Problem details
Print the listing below a second time, exactly, and omit its images.

++++ Listed entries

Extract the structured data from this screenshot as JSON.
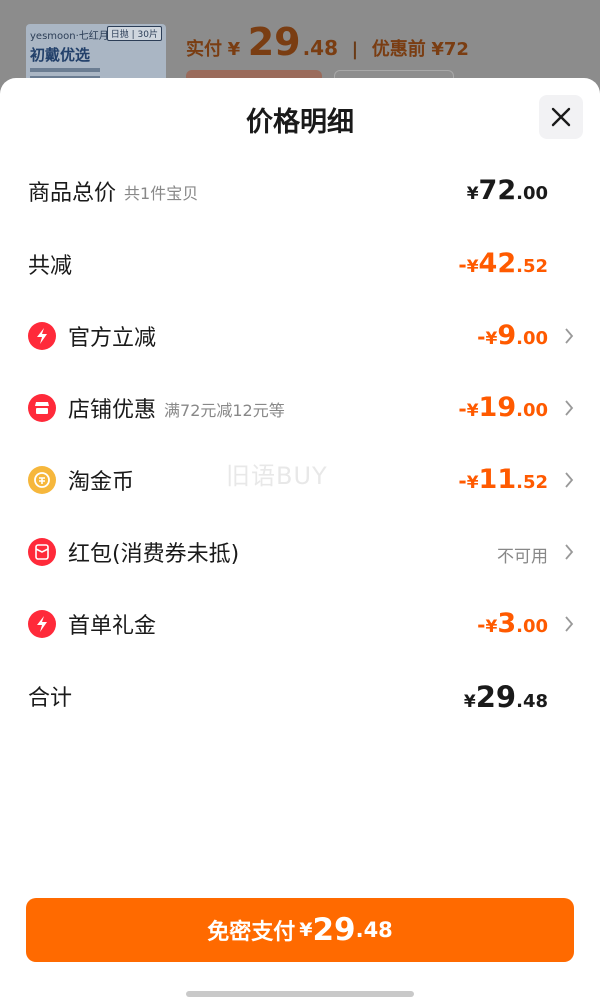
{
  "background": {
    "brand": "yesmoon·七红月",
    "badge": "日抛 | 30片",
    "product_title": "初戴优选",
    "actual_label": "实付",
    "actual_currency": "¥",
    "actual_int": "29",
    "actual_dec": ".48",
    "separator": "|",
    "before_label": "优惠前",
    "before_price": "¥72"
  },
  "sheet": {
    "title": "价格明细"
  },
  "rows": {
    "total": {
      "label": "商品总价",
      "sub": "共1件宝贝",
      "cur": "¥",
      "int": "72",
      "dec": ".00"
    },
    "reduce": {
      "label": "共减",
      "neg": "-",
      "cur": "¥",
      "int": "42",
      "dec": ".52"
    },
    "official": {
      "label": "官方立减",
      "neg": "-",
      "cur": "¥",
      "int": "9",
      "dec": ".00"
    },
    "store": {
      "label": "店铺优惠",
      "sub": "满72元减12元等",
      "neg": "-",
      "cur": "¥",
      "int": "19",
      "dec": ".00"
    },
    "coins": {
      "label": "淘金币",
      "neg": "-",
      "cur": "¥",
      "int": "11",
      "dec": ".52"
    },
    "redpacket": {
      "label": "红包(消费券未抵)",
      "status": "不可用"
    },
    "firstorder": {
      "label": "首单礼金",
      "neg": "-",
      "cur": "¥",
      "int": "3",
      "dec": ".00"
    },
    "sum": {
      "label": "合计",
      "cur": "¥",
      "int": "29",
      "dec": ".48"
    }
  },
  "pay_button": {
    "label": "免密支付",
    "cur": "¥",
    "int": "29",
    "dec": ".48"
  },
  "watermark": "旧语BUY",
  "colors": {
    "accent": "#ff5a00",
    "button": "#ff6a00",
    "icon_red": "#ff2a3a",
    "coin": "#f6b73c"
  }
}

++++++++

Result for this exercise
Extract the structured data from this screenshot as JSON.
{
  "background": {
    "brand": "yesmoon·七红月",
    "badge": "日抛 | 30片",
    "product_title": "初戴优选",
    "actual_label": "实付",
    "actual_currency": "¥",
    "actual_int": "29",
    "actual_dec": ".48",
    "separator": "|",
    "before_label": "优惠前",
    "before_price": "¥72"
  },
  "sheet": {
    "title": "价格明细"
  },
  "rows": {
    "total": {
      "label": "商品总价",
      "sub": "共1件宝贝",
      "cur": "¥",
      "int": "72",
      "dec": ".00"
    },
    "reduce": {
      "label": "共减",
      "neg": "-",
      "cur": "¥",
      "int": "42",
      "dec": ".52"
    },
    "official": {
      "label": "官方立减",
      "neg": "-",
      "cur": "¥",
      "int": "9",
      "dec": ".00"
    },
    "store": {
      "label": "店铺优惠",
      "sub": "满72元减12元等",
      "neg": "-",
      "cur": "¥",
      "int": "19",
      "dec": ".00"
    },
    "coins": {
      "label": "淘金币",
      "neg": "-",
      "cur": "¥",
      "int": "11",
      "dec": ".52"
    },
    "redpacket": {
      "label": "红包(消费券未抵)",
      "status": "不可用"
    },
    "firstorder": {
      "label": "首单礼金",
      "neg": "-",
      "cur": "¥",
      "int": "3",
      "dec": ".00"
    },
    "sum": {
      "label": "合计",
      "cur": "¥",
      "int": "29",
      "dec": ".48"
    }
  },
  "pay_button": {
    "label": "免密支付",
    "cur": "¥",
    "int": "29",
    "dec": ".48"
  },
  "watermark": "旧语BUY",
  "colors": {
    "accent": "#ff5a00",
    "button": "#ff6a00",
    "icon_red": "#ff2a3a",
    "coin": "#f6b73c"
  }
}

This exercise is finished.